=== What to produce ===
All lines in the material with the string "settings" should be listed.

=== Study material ===
▬▬▬▬▬▬▬▬▬▬

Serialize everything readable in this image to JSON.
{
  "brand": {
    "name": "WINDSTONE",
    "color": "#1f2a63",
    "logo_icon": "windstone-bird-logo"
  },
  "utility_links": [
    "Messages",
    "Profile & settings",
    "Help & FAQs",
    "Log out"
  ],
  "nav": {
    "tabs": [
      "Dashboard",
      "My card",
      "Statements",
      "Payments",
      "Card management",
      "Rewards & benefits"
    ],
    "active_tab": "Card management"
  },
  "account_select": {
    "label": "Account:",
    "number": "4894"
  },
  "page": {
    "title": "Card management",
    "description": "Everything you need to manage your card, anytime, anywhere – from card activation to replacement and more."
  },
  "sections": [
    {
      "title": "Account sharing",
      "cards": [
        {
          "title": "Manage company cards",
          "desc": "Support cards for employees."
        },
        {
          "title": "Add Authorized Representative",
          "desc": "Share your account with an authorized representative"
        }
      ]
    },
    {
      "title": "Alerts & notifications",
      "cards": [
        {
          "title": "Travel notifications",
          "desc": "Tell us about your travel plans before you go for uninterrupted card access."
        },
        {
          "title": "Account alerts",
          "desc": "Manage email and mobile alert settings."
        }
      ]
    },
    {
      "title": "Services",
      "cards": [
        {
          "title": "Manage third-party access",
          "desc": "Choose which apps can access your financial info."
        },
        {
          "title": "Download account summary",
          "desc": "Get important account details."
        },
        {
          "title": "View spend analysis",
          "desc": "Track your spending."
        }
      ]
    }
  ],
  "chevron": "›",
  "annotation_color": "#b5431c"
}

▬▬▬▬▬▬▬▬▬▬

=== Written response ===
    "Profile & settings",
          "desc": "Manage email and mobile alert settings."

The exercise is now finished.